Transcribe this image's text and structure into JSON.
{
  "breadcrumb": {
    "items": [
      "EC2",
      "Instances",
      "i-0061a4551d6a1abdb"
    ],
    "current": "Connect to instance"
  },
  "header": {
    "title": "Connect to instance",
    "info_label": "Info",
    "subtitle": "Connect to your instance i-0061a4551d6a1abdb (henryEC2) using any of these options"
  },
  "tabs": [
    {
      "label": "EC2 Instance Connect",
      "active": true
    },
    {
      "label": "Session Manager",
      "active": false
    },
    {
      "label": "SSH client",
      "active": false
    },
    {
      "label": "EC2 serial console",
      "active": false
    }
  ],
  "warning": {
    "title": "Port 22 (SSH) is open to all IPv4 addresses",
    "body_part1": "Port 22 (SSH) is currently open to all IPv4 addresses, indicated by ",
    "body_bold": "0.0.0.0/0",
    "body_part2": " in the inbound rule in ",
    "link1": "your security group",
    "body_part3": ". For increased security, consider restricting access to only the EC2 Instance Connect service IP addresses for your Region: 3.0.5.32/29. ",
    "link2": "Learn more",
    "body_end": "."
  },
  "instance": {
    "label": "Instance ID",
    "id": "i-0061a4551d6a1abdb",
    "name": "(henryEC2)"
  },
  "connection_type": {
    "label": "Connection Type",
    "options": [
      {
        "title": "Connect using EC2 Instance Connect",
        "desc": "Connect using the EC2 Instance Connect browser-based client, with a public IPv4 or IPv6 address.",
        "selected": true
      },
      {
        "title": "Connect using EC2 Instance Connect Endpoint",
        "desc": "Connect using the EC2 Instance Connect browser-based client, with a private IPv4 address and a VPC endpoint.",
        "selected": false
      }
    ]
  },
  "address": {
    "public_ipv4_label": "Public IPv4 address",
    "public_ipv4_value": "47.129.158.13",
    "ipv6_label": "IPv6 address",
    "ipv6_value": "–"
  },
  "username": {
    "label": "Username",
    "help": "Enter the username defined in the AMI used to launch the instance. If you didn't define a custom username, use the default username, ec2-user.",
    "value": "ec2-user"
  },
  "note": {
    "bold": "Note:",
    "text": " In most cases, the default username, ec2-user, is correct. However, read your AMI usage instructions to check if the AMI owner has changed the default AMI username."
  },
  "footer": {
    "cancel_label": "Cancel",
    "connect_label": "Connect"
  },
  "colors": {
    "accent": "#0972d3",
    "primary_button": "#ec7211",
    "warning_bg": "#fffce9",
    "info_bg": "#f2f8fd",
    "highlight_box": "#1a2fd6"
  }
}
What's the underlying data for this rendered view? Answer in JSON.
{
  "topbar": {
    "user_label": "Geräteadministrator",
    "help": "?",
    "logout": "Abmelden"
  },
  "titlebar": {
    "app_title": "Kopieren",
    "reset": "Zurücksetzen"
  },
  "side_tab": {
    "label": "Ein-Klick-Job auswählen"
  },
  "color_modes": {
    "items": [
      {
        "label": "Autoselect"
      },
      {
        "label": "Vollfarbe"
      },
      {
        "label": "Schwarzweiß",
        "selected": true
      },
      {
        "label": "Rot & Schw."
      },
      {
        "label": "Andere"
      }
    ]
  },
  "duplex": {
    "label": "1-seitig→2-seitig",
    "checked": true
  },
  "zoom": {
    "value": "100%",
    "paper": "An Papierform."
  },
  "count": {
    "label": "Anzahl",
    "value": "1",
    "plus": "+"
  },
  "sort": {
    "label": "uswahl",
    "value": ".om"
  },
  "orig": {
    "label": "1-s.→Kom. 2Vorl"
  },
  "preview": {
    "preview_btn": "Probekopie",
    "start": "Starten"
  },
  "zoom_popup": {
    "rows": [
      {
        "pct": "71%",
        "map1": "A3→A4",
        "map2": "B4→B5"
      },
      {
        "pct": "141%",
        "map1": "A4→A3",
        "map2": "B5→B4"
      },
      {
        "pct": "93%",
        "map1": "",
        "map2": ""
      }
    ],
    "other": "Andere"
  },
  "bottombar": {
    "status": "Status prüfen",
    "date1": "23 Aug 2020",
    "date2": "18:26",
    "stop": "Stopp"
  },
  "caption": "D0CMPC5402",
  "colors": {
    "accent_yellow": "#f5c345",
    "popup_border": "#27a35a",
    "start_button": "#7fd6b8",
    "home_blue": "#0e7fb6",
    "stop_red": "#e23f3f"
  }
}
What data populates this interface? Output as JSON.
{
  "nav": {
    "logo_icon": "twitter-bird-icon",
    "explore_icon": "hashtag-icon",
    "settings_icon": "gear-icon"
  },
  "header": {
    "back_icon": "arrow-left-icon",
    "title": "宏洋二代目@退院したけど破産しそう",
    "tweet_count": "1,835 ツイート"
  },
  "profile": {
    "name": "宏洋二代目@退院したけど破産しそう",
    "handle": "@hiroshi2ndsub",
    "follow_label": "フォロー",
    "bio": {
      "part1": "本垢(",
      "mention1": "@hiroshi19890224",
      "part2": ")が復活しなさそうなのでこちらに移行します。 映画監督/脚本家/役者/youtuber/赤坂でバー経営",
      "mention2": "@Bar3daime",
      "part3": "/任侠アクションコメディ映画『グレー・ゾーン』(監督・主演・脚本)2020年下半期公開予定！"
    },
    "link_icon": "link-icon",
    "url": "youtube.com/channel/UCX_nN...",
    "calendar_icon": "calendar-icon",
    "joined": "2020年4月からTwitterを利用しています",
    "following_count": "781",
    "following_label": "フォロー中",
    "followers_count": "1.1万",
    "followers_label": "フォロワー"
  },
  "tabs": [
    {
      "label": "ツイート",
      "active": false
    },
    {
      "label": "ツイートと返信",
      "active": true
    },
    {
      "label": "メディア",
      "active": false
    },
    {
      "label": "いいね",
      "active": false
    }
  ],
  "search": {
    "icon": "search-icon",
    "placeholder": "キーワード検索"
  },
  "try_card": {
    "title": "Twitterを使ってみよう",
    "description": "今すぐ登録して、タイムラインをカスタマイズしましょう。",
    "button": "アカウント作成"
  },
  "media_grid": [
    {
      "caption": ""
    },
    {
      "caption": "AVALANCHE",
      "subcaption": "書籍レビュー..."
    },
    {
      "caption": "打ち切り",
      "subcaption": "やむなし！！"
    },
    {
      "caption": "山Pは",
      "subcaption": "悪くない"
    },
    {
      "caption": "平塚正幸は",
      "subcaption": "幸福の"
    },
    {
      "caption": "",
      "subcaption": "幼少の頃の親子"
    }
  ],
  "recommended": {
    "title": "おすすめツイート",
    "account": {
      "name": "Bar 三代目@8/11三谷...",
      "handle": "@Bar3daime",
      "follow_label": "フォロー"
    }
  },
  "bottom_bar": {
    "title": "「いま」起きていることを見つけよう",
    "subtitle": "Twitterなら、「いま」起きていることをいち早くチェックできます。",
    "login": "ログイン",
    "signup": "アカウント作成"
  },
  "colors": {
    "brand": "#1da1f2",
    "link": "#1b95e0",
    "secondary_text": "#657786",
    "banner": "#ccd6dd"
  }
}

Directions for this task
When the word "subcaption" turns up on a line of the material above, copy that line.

Your solution
      "subcaption": "書籍レビュー..."
      "subcaption": "やむなし！！"
      "subcaption": "悪くない"
      "subcaption": "幸福の"
      "subcaption": "幼少の頃の親子"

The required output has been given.